Dear Rabbi Fried,
Jewishly, this is one of my toughest times, if not the hardest time, of year; namely this “mourning period” of three weeks leading up to the sad holiday of Tisha B’Av, remembering the destruction of the Temple in Jerusalem.
Some people find it difficult or meaningless because it’s so hard to connect to something that happened so long ago. I have a different problem; to me, it points to a vengeful, angry God, one that would destroy his own temple and banish his own people from their homeland because they didn’t obey him.
I grew up thinking of God as an old man with a long white beard waving his finger angrily and saying “NO!” I’ve spent many of my adult years trying to alter that outlook, but this time of year always brings it back and makes me sad and disconnected from God, since it reinforces that “old man” vision, which doesn’t work for me … is that truly the way Judaism views God?
— Marcie W.
I, too, would have great difficulty connecting to the image of God which you grew up with and seek to distance yourself from. Sadly, I think that you are not alone in the way the Al-mighty was portrayed to you in your youth.

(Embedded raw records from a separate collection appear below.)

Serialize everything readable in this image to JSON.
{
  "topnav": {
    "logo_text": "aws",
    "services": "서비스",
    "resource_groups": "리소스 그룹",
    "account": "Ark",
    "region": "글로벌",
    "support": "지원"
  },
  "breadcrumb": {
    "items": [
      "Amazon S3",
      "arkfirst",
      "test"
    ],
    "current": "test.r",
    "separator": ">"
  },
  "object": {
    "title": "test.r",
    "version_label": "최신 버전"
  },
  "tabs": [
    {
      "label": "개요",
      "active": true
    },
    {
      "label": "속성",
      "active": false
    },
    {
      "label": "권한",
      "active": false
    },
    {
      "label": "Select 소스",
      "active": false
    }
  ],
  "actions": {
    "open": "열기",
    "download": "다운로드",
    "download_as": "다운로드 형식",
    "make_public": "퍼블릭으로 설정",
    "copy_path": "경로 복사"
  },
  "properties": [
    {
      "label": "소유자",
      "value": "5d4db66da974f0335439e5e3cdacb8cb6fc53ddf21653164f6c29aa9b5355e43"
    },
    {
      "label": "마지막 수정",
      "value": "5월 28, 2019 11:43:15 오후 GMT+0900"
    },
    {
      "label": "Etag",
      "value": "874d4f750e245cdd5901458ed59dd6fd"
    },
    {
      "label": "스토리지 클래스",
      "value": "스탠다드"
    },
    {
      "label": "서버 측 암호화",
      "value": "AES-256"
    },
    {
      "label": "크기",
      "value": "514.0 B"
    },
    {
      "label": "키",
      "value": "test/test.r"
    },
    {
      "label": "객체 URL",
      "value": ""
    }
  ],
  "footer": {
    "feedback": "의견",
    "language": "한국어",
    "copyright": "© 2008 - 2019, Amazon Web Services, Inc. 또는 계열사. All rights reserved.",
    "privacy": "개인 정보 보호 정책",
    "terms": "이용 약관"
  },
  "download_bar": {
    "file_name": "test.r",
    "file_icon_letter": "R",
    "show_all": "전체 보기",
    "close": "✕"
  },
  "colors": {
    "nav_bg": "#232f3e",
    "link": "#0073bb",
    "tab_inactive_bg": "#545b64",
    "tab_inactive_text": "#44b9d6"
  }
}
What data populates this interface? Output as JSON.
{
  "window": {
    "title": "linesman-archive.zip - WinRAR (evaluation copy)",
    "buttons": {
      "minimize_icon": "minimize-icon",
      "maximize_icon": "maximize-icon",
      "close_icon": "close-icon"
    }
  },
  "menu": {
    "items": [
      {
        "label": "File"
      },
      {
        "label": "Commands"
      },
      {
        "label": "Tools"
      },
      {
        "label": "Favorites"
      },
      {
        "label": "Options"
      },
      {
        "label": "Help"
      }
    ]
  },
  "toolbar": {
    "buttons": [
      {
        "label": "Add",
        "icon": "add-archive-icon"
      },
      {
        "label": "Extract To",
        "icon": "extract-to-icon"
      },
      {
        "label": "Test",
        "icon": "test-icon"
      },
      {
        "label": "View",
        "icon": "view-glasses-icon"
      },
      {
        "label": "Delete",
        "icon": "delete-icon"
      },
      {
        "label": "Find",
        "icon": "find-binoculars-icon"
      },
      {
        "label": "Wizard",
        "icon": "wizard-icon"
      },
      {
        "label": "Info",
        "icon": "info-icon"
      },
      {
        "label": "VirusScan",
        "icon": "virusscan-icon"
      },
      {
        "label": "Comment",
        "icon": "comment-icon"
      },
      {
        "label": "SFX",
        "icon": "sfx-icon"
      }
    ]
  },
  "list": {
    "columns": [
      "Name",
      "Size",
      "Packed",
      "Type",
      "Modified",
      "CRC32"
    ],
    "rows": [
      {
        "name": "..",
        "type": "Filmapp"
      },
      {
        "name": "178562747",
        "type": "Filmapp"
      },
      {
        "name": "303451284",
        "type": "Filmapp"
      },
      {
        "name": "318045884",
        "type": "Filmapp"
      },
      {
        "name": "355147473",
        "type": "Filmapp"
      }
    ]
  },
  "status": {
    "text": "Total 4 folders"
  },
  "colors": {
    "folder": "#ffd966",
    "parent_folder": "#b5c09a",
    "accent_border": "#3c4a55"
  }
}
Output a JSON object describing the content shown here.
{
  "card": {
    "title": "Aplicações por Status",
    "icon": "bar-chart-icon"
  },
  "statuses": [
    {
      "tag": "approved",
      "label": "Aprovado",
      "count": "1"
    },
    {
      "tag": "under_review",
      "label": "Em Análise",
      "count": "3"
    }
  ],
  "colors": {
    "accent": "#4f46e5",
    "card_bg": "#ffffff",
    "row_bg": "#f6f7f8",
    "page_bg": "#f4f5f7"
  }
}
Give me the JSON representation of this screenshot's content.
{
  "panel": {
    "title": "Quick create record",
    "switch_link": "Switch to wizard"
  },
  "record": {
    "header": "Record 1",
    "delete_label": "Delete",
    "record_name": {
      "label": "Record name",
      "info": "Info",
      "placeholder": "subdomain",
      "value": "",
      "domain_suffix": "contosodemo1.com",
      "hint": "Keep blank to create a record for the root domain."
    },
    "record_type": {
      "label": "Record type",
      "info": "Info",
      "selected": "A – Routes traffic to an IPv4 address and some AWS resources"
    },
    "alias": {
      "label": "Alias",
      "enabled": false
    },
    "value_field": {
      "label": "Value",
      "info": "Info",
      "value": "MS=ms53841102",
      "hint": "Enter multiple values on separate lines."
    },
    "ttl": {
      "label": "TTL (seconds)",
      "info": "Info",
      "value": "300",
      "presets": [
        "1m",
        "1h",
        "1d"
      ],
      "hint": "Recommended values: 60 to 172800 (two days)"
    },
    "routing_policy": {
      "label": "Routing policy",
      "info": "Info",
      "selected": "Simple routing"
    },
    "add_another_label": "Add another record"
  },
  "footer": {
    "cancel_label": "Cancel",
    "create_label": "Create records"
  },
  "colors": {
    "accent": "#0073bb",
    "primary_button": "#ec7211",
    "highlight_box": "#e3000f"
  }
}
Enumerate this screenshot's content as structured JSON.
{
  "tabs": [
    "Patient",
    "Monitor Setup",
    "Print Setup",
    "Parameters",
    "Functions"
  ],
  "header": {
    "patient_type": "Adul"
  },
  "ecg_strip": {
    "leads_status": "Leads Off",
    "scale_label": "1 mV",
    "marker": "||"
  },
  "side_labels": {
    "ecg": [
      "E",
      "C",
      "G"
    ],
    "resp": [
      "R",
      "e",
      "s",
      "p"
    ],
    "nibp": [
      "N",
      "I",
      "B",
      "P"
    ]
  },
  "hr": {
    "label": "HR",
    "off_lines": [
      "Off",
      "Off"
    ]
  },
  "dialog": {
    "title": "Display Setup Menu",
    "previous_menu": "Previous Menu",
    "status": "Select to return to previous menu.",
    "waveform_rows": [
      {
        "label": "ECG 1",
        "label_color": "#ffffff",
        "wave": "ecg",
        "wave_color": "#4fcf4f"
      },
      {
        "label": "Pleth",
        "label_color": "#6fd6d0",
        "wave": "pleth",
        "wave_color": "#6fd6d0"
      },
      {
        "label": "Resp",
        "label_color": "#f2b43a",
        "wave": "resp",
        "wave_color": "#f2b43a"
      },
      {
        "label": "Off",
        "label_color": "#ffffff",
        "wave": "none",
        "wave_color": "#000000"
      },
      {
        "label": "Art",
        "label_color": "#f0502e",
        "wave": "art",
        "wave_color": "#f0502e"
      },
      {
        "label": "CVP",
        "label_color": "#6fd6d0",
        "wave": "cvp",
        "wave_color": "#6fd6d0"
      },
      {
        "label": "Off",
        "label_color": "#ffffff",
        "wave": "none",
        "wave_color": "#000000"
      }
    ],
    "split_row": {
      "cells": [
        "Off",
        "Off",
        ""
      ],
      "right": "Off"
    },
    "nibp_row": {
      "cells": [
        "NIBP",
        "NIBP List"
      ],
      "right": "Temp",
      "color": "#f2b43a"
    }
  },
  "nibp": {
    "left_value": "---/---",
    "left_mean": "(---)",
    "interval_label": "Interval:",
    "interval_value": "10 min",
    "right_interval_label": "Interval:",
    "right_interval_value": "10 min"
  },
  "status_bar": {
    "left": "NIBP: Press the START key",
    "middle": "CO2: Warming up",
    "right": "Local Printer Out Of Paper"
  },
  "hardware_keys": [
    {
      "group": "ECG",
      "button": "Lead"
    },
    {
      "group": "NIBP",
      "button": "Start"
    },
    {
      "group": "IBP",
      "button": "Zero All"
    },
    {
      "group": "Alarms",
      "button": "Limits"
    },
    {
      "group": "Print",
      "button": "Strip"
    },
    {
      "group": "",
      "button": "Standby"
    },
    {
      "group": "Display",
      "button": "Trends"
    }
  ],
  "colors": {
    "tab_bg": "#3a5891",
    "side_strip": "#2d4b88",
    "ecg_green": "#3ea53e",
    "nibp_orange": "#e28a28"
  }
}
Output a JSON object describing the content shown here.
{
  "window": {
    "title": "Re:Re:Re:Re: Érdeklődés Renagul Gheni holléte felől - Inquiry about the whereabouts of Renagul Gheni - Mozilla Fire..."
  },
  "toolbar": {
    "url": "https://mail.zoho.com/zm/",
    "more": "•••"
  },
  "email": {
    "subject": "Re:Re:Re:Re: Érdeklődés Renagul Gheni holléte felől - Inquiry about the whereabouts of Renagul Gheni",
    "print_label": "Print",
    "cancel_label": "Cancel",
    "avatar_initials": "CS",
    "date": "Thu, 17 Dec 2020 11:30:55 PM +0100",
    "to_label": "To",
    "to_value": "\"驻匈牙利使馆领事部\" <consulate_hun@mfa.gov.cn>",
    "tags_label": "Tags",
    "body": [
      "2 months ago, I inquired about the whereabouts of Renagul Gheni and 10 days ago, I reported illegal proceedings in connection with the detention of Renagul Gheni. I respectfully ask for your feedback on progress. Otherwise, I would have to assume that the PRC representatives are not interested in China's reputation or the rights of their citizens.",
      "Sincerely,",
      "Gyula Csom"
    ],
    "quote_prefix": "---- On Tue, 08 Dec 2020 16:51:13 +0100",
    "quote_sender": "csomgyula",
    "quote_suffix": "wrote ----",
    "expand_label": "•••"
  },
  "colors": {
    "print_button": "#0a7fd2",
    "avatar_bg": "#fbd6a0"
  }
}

Furthermore, I feel that the effigy of God you describe has driven countless Jews away from our tradition; they want as little as possible to do with that angry, vengeful and nay-saying God!
The truth couldn’t be further from this angry, vengeful imagery. Judaism views God as nothing but a kind, loving Father in Heaven who wants nothing but the very best possible for His beloved children on earth; for all of humanity and especially for His “firstborn son” of the nations, the Jewish people. His love He has for us knows no limits. As long as we are willing to be the recipients of His blessings, they are showered upon us beyond the limits of nature.
Like a parent, God is willing to put up with quite a lot from His children before they become subject to His rebuke. It is important to keep in mind that, even when rebuke is in order when we have strayed too far off the path, it never comes as vengeance or hatefulness, rather out of the love of a Father to his children who need to receive the rebuke to get back to becoming recipients of the goodness.
“Like a father rebukes his son so does the Lord your God rebuke you” (Deuteronomy 8:5). Furthermore, like it causes a great deal of pain to a parent to have to strike a child when absolutely necessary to drive home the rebuke, the Torah teaches us that God is in immeasurable pain whenever He deems it necessary to cause us suffering, even when it’s exactly the rebuke we need.
God’s love for us is so great that He “cries” uncontrollably when his beloved children are suffering. The Talmud and Midrash draw the analogy of a father standing by when a doctor is administering very painful medication, sometimes even a necessary amputation, to cure a life-threatening illness plaguing his beloved son. Although the father knows full well that only this painful method is going to save his son’s life, nonetheless the father cries together with his son and shares fully in his pain.
To subject his son to the doctor’s knife is not an act of vengeance, rather a painful but necessary act of love.
So, too, the Al-mighty alone can determine if and when His beloved children have the need to receive a painful cure for their spiritual maladies and to rescue them from what might otherwise be spiritual death and the ultimate demise of His chosen nation.
It has been said in the name of a great Chasidic master, the Rebbe of Kotzk, about the fast of Tisha B’Av, the ninth of the Jewish month of Av (Saturday night and Sunday, July 25-26), that this day seems to be in the wrong month.
This day, marking the destruction of both Temples, should have been in the month of Shevat, which means “staff,” as we were struck by God’s staff on this day. Rather, explained the Rebbe, it was done in the month of Av, which means “father,” to deliver this message: I am not doing this to vengefully strike you with a staff; rather I am forced to painfully perform this surgery as a loving father, and you should never forget that my love for you is not diminished in any way. Please heed the message so you should quickly return to me and take me out of my suffering; please allow me to shower my blessing upon you again as I so desire!
This is the true message of Tisha B’Av. May we heed the message and merit those blessings again very soon, with the rebuilding of God’s great dwelling place, the Temple in Jerusalem, in our days!
Rabbi Yerachmiel Fried, noted scholar and author of numerous works on Jewish law, philosophy and Talmud, is founder and dean of DATA, the Dallas Kollel.
Questions can be sent to him at firstname.lastname@example.org.
Dear Rabbi Fried,